Moontree Studios Facebook

Become a Member!

Sign up for Moontree Studios Newsletter

Monday, 12 June 2017 16:25

Native Prairie at MoonTree

Written by
Rate this item
(0 votes)

MoonTree buildings flowers 2015Sister Mary Baird, founder of MoonTree Studios, said, "The term "native" is often used indiscriminately and inappropriately which can be confusing. The term Adam Thada (Ecological Director at The Center at Donaldson) and I use to define native vegetation is 'a species of plant that thrived in Indiana prior to European settlement.' Botanists and biologists have identified 'pre-settlement' vegetation for our state. Native is different from naturalized. Naturalized refers to non-native species that survive and reproduce on their own. The MoonTree prairie is comprised of only native plants, and volunteers join Adam and I to monitor the 8 acres of prairie, removing any non-native species and sowing seeds of native vegetation."

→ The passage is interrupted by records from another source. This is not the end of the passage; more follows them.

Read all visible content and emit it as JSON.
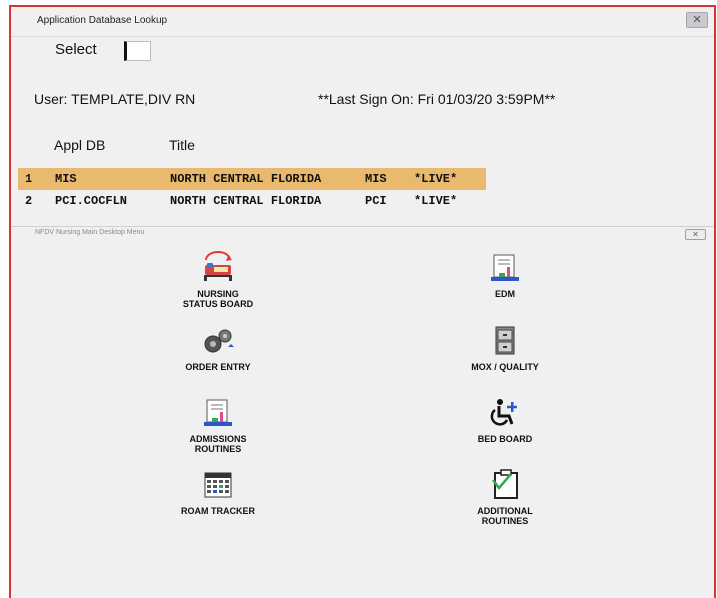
{
  "window1": {
    "title": "Application Database Lookup",
    "close_glyph": "✕",
    "select_label": "Select",
    "select_value": "",
    "user_text": "User: TEMPLATE,DIV RN",
    "last_sign_on": "**Last Sign On: Fri 01/03/20 3:59PM**",
    "columns": {
      "appl_db": "Appl DB",
      "title": "Title"
    },
    "rows": [
      {
        "num": "1",
        "db": "MIS",
        "name": "NORTH CENTRAL FLORIDA",
        "code": "MIS",
        "status": "*LIVE*",
        "selected": true
      },
      {
        "num": "2",
        "db": "PCI.COCFLN",
        "name": "NORTH CENTRAL FLORIDA",
        "code": "PCI",
        "status": "*LIVE*",
        "selected": false
      }
    ],
    "selected_row_color": "#e9b96d"
  },
  "window2": {
    "title": "NFDV Nursing Main Desktop Menu",
    "close_glyph": "✕",
    "menu": [
      {
        "label": "NURSING\nSTATUS BOARD",
        "icon": "nursing-bed-icon"
      },
      {
        "label": "EDM",
        "icon": "chart-clipboard-icon"
      },
      {
        "label": "ORDER ENTRY",
        "icon": "gears-icon"
      },
      {
        "label": "MOX / QUALITY",
        "icon": "file-cabinet-icon"
      },
      {
        "label": "ADMISSIONS\nROUTINES",
        "icon": "chart-clipboard-icon"
      },
      {
        "label": "BED BOARD",
        "icon": "wheelchair-icon"
      },
      {
        "label": "ROAM TRACKER",
        "icon": "calendar-grid-icon"
      },
      {
        "label": "ADDITIONAL\nROUTINES",
        "icon": "checklist-clipboard-icon"
      }
    ]
  }
}
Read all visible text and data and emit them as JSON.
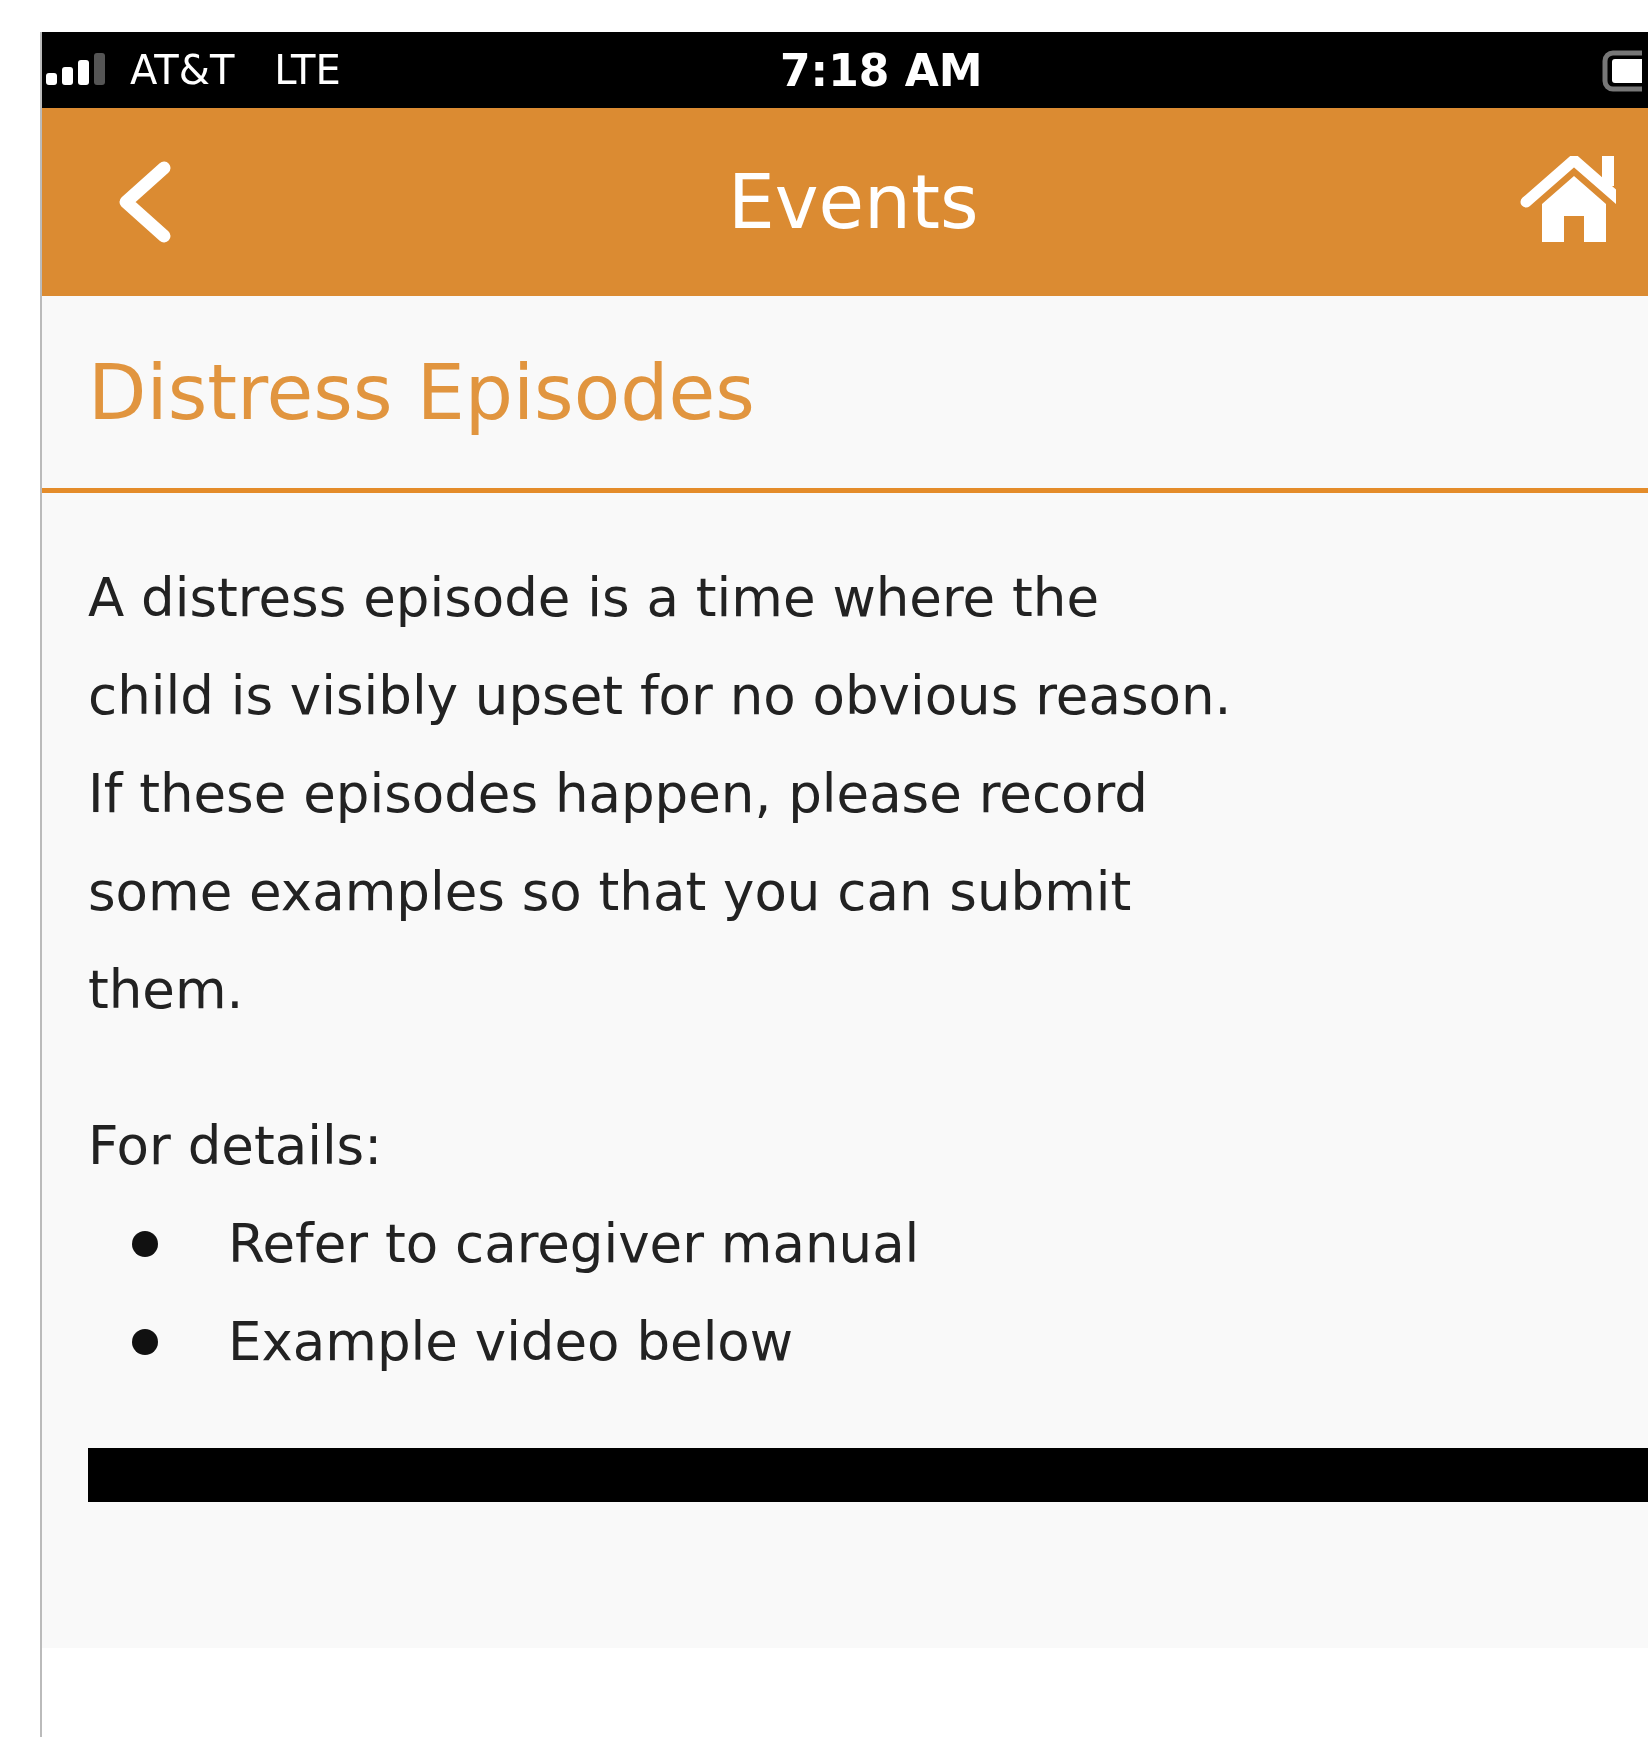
{
  "status_bar": {
    "carrier": "AT&T",
    "network": "LTE",
    "time": "7:18 AM"
  },
  "nav_bar": {
    "title": "Events"
  },
  "heading": "Distress Episodes",
  "description": "A distress episode is a time where the\nchild is visibly upset for no obvious reason.\nIf these episodes happen, please record\nsome examples so that you can submit\nthem.",
  "details": {
    "label": "For details:",
    "items": [
      "Refer to caregiver manual",
      "Example video below"
    ]
  }
}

At the time of European settlement, the tallgrass prairie ecosystem extended into northwest Indiana, a "prairie peninsula" covering one million acres within the state. Today, only about 1,000 unplowed prairie acres remain, a loss of 99.9%! Still, perennial plants hanging on in ditches and alongside railroads provided the genetic source for the prairie restoration movement.

Why is it important to create and maintain a native prairie? Thada stated, "Plants and animals live together in communities where they are dependent on natural resources and each other to survive. Eventually, the loss of enough native species can disrupt an entire ecosystem. Maintaining biodiverse native ecosystems such as prairies across Indiana is vital to maintaining the ecological functions on which we depend. Maintaining native ecosystems such as prairies across Indiana is vital to maintaining balance and harmony in our environment."

prairiefire"Prairies build soil, capture carbon, trap sediment, grow livestock, and support pollinators," noted Sr. Mary. "Prairies also provide us with flowers to enjoy, birds and butterflies and animals to watch." A former naturalist and educator with the Department of Natural Resources, Sr. Mary is a life-long environmentalist and has dedicated much of her time and energy to creating the native prairie which is home to MoonTree Studios.

The loss of native plants is thought to be part of the reason so many pollinators have died off. Pollinators are crucial to the survival of crops such as potatoes, onions, celery, kiwi and strawberries. Other vegetables that require pollination by insects include broccoli, collards, cauliflower, cucumber, cantaloupe, pumpkins and watermelon, okra, peppers and squash. One important crop that many people don't realize depend upon pollinators such as bees for survival is coffee.

Thada stated, "Maintaining the prairie’s biodiversity is an important part of our environmental plan. Prairie plants can survive fires since they have deep roots and grow from a point underground. A prescribed burn is a crucial component in prairie restoration. We did a prescribed burn early in the prairie restoration project to prepare the land for planting. The MoonTree Prairie is burned at regular intervals to help keep it healthy and to ensure biodiversity."

Come out to MoonTree and learn about the prairie restoration movement’s Midwestern history and get a close-up view of MoonTree’s 2011 prairie planting.

Read 163 times Last modified on Wednesday, 06 September 2017 17:21
Jan Kostielney

This email address is being protected from spambots. You need JavaScript enabled to view it.
More in this category: « Cob Building

Leave a comment

Make sure you enter all the required information, indicated by an asterisk (*). HTML code is not allowed.